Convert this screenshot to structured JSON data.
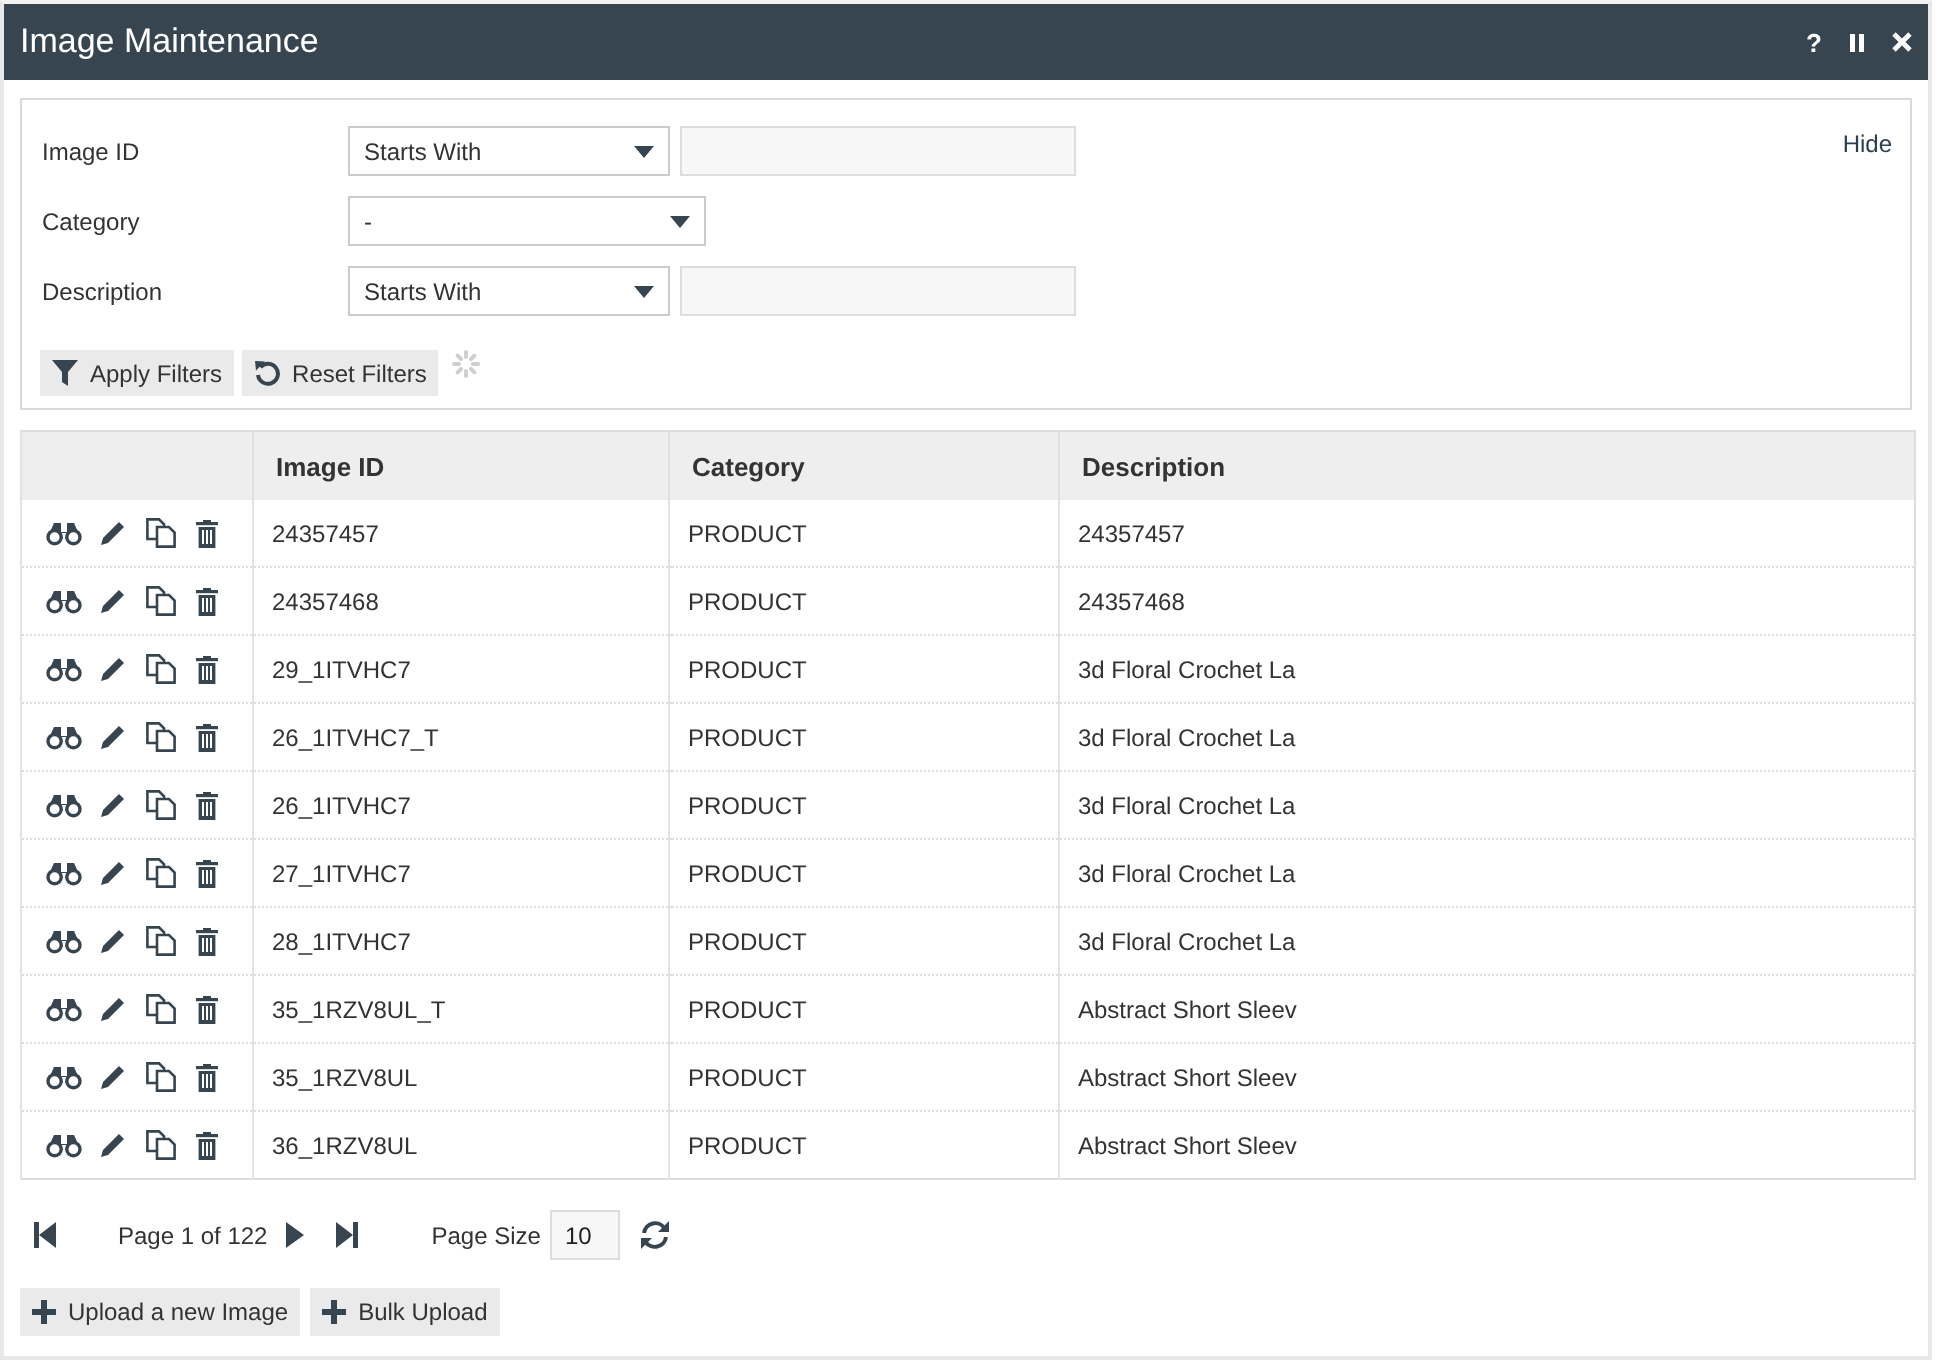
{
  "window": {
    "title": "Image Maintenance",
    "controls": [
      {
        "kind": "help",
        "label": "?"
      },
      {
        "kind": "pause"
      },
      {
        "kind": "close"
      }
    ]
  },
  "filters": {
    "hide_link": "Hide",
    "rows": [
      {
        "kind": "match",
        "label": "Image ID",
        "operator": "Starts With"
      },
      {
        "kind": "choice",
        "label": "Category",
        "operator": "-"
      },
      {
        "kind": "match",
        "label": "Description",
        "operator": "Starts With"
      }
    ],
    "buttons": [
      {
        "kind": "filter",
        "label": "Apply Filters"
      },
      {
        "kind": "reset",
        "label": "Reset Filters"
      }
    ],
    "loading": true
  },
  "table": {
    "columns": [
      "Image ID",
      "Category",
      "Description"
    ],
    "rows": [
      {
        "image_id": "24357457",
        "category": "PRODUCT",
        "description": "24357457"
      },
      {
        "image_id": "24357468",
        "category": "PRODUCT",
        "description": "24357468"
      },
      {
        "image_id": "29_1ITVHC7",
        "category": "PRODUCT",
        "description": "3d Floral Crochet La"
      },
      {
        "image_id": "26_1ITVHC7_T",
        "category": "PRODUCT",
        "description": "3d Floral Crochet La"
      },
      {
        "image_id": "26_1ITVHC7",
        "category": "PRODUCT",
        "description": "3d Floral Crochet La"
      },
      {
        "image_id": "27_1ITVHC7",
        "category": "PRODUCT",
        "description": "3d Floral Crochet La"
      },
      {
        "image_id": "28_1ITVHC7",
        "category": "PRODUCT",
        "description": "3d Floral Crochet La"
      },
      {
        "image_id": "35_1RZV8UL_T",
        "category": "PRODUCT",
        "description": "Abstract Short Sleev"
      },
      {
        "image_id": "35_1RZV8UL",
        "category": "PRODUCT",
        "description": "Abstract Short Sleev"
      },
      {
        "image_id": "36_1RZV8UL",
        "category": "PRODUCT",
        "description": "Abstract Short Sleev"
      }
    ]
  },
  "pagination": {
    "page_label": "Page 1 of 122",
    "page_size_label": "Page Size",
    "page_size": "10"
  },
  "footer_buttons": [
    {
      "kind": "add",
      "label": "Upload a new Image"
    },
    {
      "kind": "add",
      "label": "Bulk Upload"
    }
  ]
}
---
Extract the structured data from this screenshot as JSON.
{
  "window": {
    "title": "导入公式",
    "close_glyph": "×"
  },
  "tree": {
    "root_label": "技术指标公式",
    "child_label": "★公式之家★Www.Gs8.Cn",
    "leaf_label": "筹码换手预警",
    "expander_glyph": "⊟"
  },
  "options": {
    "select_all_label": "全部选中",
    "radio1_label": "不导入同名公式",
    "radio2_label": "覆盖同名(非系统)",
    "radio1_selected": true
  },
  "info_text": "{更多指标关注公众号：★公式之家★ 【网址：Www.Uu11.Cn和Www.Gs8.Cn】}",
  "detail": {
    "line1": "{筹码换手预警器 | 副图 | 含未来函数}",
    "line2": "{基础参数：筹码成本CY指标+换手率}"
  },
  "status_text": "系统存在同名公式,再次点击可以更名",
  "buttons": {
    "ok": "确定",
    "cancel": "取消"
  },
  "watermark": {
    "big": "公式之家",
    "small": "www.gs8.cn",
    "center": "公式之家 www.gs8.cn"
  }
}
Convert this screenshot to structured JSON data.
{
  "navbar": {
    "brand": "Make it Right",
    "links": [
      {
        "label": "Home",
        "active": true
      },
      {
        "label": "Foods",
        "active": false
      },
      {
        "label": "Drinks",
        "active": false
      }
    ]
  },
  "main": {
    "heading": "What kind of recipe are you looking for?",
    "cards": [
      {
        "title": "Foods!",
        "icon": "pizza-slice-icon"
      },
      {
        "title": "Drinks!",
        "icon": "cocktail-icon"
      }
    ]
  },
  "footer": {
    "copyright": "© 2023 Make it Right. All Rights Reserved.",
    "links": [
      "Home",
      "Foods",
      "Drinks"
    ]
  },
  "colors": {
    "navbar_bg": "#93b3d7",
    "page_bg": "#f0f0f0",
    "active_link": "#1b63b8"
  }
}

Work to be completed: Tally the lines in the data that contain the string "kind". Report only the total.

Exercise response: 11